NASA uses the method, as does jewellery giant Tiffany’s and BMW. You need to be ruthless, know what has to be achieved and what is a ‘nice to have’. Get the balance right between the tactical (getting cash in) and the strategic (ensuring business growth and cutting out non effective business channels). The great thing too is that no matter when in the calendar year you discover the method first, you can just start from where you are and plan out your remaining months in 12-week blocks.
Review & Reassess
Forget about COVID-19 altogether and ask yourself this: ‘Where would you like your business to be April 2021?’ Envision that and absorb it into the grey matter. Write down the objectives that will get you there and use that as a compass week-to-week, across each 12-week block to assess whether you’re on track. Look at the overarching professional goals and focus on the following key areas (non-exhaustive), including:
Finances; how much cash have you got, how long will it last and when will you start to get more revenue. Break that into a spreadsheet with a weekly battle line, between money in and money out. It is vital that you continue to pay suppliers, your team and yourself. Money is meant to move around. If everyone was to adopt a cash hoarding ‘pay no one’ attitude, there will be an even deeper recession, ironically causing your business even more problems 24 – 36 weeks out.
Communicate with everyone, more regularly, particularly your team and key clients. Jack Welch (ex CEO General Electric) used to say that it takes eight iterations for the same message to actually sink in. You can adopt Zarrdia’s communications approach if it works. They have a meeting at 8.30am daily, to ensure everyone has a shared purposed, assistance with any issues, but most importantly they feel the ‘band of brothers’ approach to getting through the workload. Especially if you need team members to take a pay cut or worse again, remember this won’t last forever. One final tip here, research has found the entire team may be willing to take a small pay cut each rather than let anyone go. Now you have a real team spirit and unbreakable bond.
Health; last but certainly not least, is the wellbeing both mentally and physically of each team member. Make sure as a leader, you take time to speak with everyone in the team, regularly, to ensure each person is OK. No one really knows how another person is dealing with everything. Without getting too personal, just show you care and support that person both professionally and personally, making sure everyone gets some physical exercise as well.
Don’t focus too hard what’s gone wrong. If you have no cash, no amount of over analysis is going to fix that.
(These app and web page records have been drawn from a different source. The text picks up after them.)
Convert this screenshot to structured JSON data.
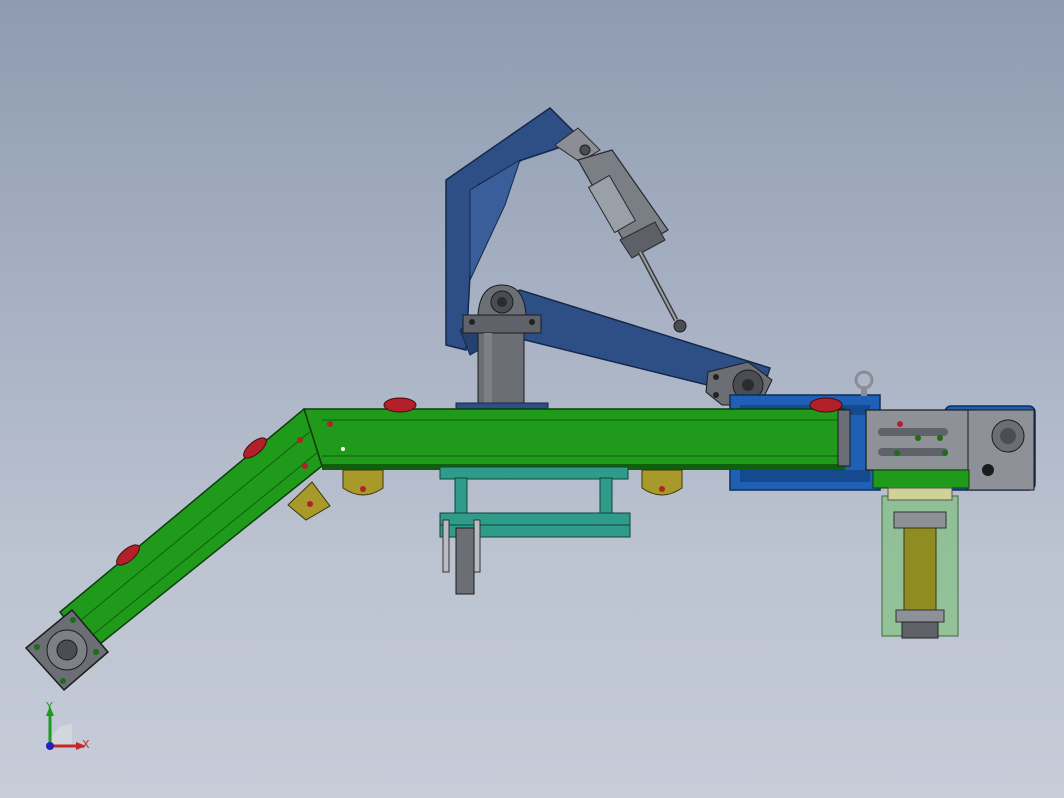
{
  "viewport": {
    "background_top": "#8e9bb0",
    "background_bottom": "#c6ccd8"
  },
  "colors": {
    "frame_green": "#1f9a1a",
    "frame_green_dark": "#0f5f0c",
    "arm_blue": "#2d4f86",
    "arm_blue_dark": "#1b355f",
    "teal_bracket": "#2f9b8a",
    "steel_grey": "#6e7178",
    "wheel_olive": "#a89a2a",
    "motor_blue": "#1f5fb5",
    "roller_red": "#b3202a"
  },
  "triad": {
    "x_label": "X",
    "y_label": "Y",
    "z_label": "Z"
  }
}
Focus on the steps above and get those funds in, whatever it takes! As Winston Churchill famously said, “Success is not final and failure is not fatal, it is the courage to continue that counts!”
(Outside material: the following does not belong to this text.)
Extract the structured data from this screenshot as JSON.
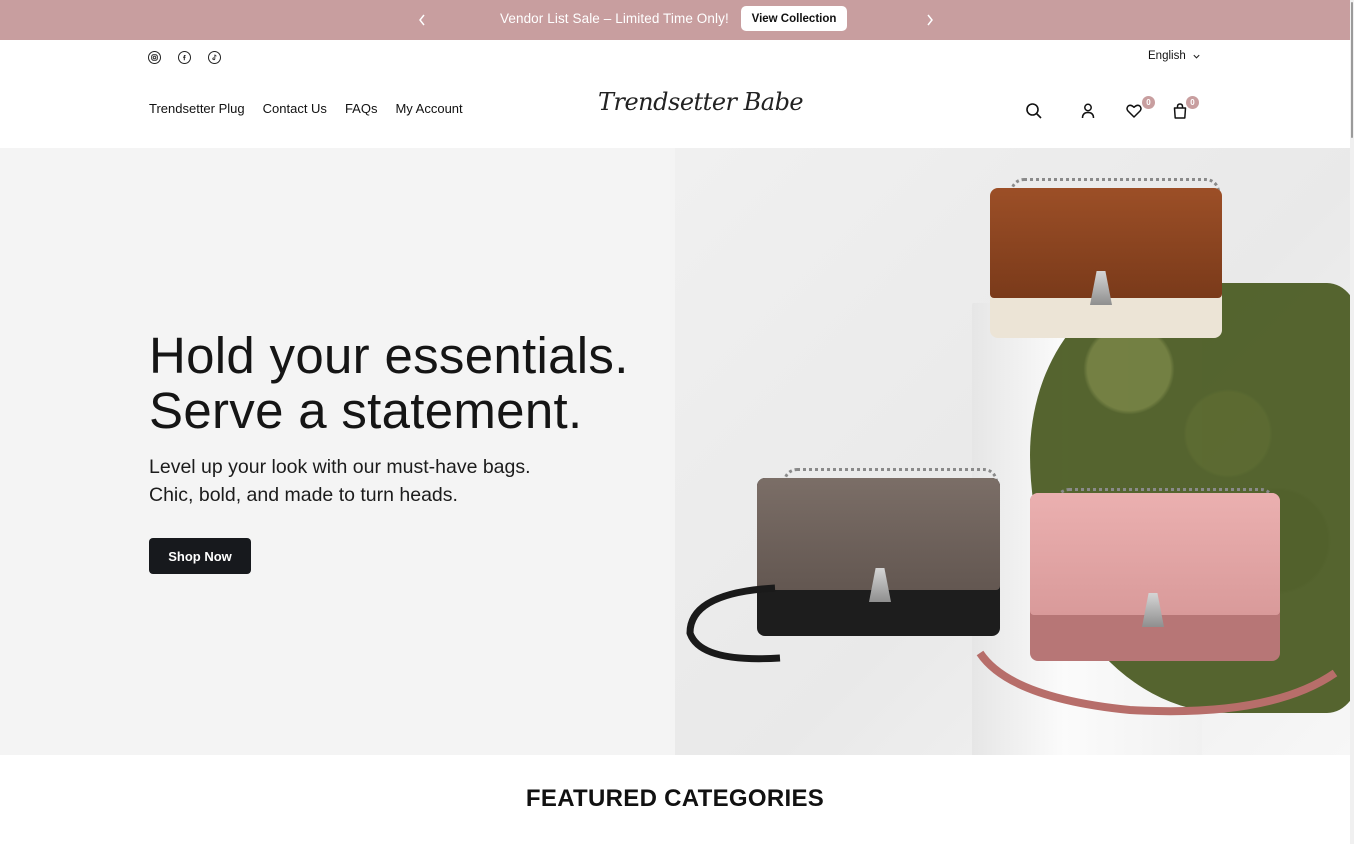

Take time to reflect on all the positives in your life; that could be your partner, kids or even spending time walking your dog. Take time to appreciate all you have and don’t beat yourself up too much.
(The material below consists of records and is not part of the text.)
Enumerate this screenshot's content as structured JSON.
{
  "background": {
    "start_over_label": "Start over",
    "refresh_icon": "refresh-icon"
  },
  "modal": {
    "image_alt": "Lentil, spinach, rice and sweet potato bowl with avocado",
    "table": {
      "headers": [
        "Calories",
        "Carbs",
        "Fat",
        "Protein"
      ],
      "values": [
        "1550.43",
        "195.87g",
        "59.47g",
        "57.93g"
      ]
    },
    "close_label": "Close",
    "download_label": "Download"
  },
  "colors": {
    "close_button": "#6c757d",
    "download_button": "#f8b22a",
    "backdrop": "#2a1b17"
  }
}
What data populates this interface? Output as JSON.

There is a lot of science that backs up the benefits of switching off and spending time with your friends and family. A longitudinal study from Harvard University looked at the happiness of 268 men over the course of 80 years from 1938-2018. Those men faced everything from illness to unemployment in their personal lives, and from WW2 to walls in their own lives. They witnessed and withstood a lot. And what was the overall secret to happiness during those 80 years? Tending to their relationships is what mended and minded their lives.
Use this time wisely for both yourself, your family and your business. Remember you can’t control the crisis, but you can control how we respond to the crisis. And always ask yourself, why did I get out of bed this morning?